- On Linux/Redox:
- On Windows:
- On macOS:
- If something fails, it falls back to
DENO_DIR defaults to
$HOME/.cache/deno but can be set to any path to control where generated and cached source code is written and read to.
If you delete the files located in that directory, every time a module is run, deno will download (cache) it again.
If a module has changed since it was cached, you can just pass a
--reload flag to the deno command.
deno run --reload 'https://deno.land/std/log/logger.ts'
Alternatively, to force caching you can use the
cache command in place of the
This is great if you are offline and adds some really cool server implications for security and ensuring you are only pulling trusted code.
There is a way to change where Deno caches these files.
How do I change where Deno caches?
Where your cache is located – which is specified by the
$DENO_DIR directory can be changed. First, we can run
echo $DENO_DIR to see where this is currently set, for me it’s set to
In your development directory, run
mkdir DENO_CACHE then we want to set our
$DENO_DIR environment variable to that directory using the following command.
echo 'export DENO_DIR=~/Desktop/Development/DENO_CACHE' >> ~/.zshenv
This still wont do anything so we need to source our .zshenv with
Now, check that the directory has changed with
echo $DENO_DIR again. It should show the new directory you created!
But what if the host of the URL I’m downloading these goes down? Won’t the source be unavailable?
This is a problem any remotely sourced dependency system will run into. While using external servers is quick for development, it’s terrible for production environments because downtime costs money. Any production environment should source its own dependencies.

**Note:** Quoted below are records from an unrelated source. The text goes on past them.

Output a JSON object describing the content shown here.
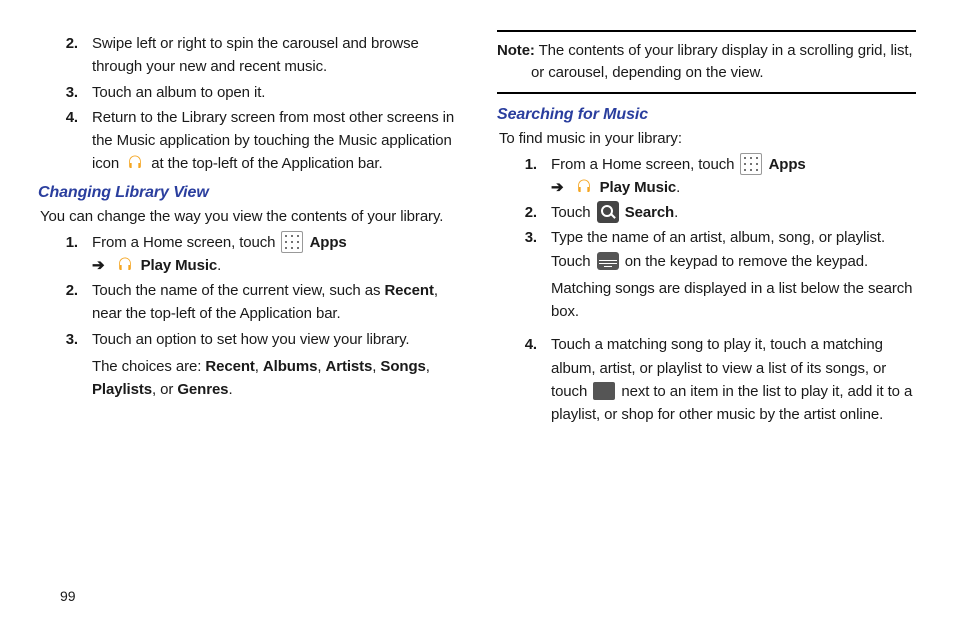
{
  "pageNumber": "99",
  "left": {
    "topSteps": {
      "s2": "Swipe left or right to spin the carousel and browse through your new and recent music.",
      "s3": "Touch an album to open it.",
      "s4a": "Return to the Library screen from most other screens in the Music application by touching the Music application icon ",
      "s4b": " at the top-left of the Application bar."
    },
    "h1": "Changing Library View",
    "intro": "You can change the way you view the contents of your library.",
    "steps": {
      "s1a": "From a Home screen, touch ",
      "apps": "Apps",
      "playMusic": "Play Music",
      "period": ".",
      "s2a": "Touch the name of the current view, such as ",
      "recent": "Recent",
      "s2b": ", near the top-left of the Application bar.",
      "s3": "Touch an option to set how you view your library.",
      "s3sub_a": "The choices are: ",
      "c1": "Recent",
      "c2": "Albums",
      "c3": "Artists",
      "c4": "Songs",
      "c5": "Playlists",
      "c6": "Genres",
      "comma": ", ",
      "or": ", or "
    }
  },
  "right": {
    "noteLabel": "Note:",
    "noteText": " The contents of your library display in a scrolling grid, list, or carousel, depending on the view.",
    "h1": "Searching for Music",
    "intro": "To find music in your library:",
    "steps": {
      "s1a": "From a Home screen, touch ",
      "apps": "Apps",
      "playMusic": "Play Music",
      "period": ".",
      "s2a": "Touch ",
      "search": "Search",
      "s3a": "Type the name of an artist, album, song, or playlist. Touch ",
      "s3b": " on the keypad to remove the keypad.",
      "s3sub": "Matching songs are displayed in a list below the search box.",
      "s4a": "Touch a matching song to play it, touch a matching album, artist, or playlist to view a list of its songs, or touch ",
      "s4b": " next to an item in the list to play it, add it to a playlist, or shop for other music by the artist online."
    }
  }
}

In node, we do this by checking the node_modules into a repository. In deno, we just point the
$DENO_DIR to a project-local directory at runtime and also checking that into a repository.
What does this mean? It means, there is no free lunch. Downloading an NPM package into your node_modules directory is not really all that different in Deno – it’s still going to take up space on your hard drive.
Does this mean NPM is dead?
So after we have cached the file into a directory local to our project, we can then add it to our git repository using
git add -A DENO_CACHE && git commit -m "✅ deno modules" this way you don’t have to install them again. After we do this, we no longer have to download dependancies and we also have no need for NPM. There is also no central place to host your modules even if you wanted to (although you can index them on deno.land).
With the recent purchase of NPM and Github by Microsoft, the long term future of NPM is a little blurry for me. Especially with things like this:
While I doubt very seriously NPM will go anywhere any time soon, the faster the adoption of Deno by enterprises, the faster that outcome will be. Maybe in the next 5-10 years – who knows?
We learned about the standard library, third party modules, and about how caching works in Deno. In my next article we will look at module version control.
If you found this article helpful, give me a shout on twitter – I’d love to hear from you in the comments below or on twitter @drewlearns2.
As always, if you found any errors, just highlight it and mash that “R” button on the right side of the screen and I’ll get those fixed right up!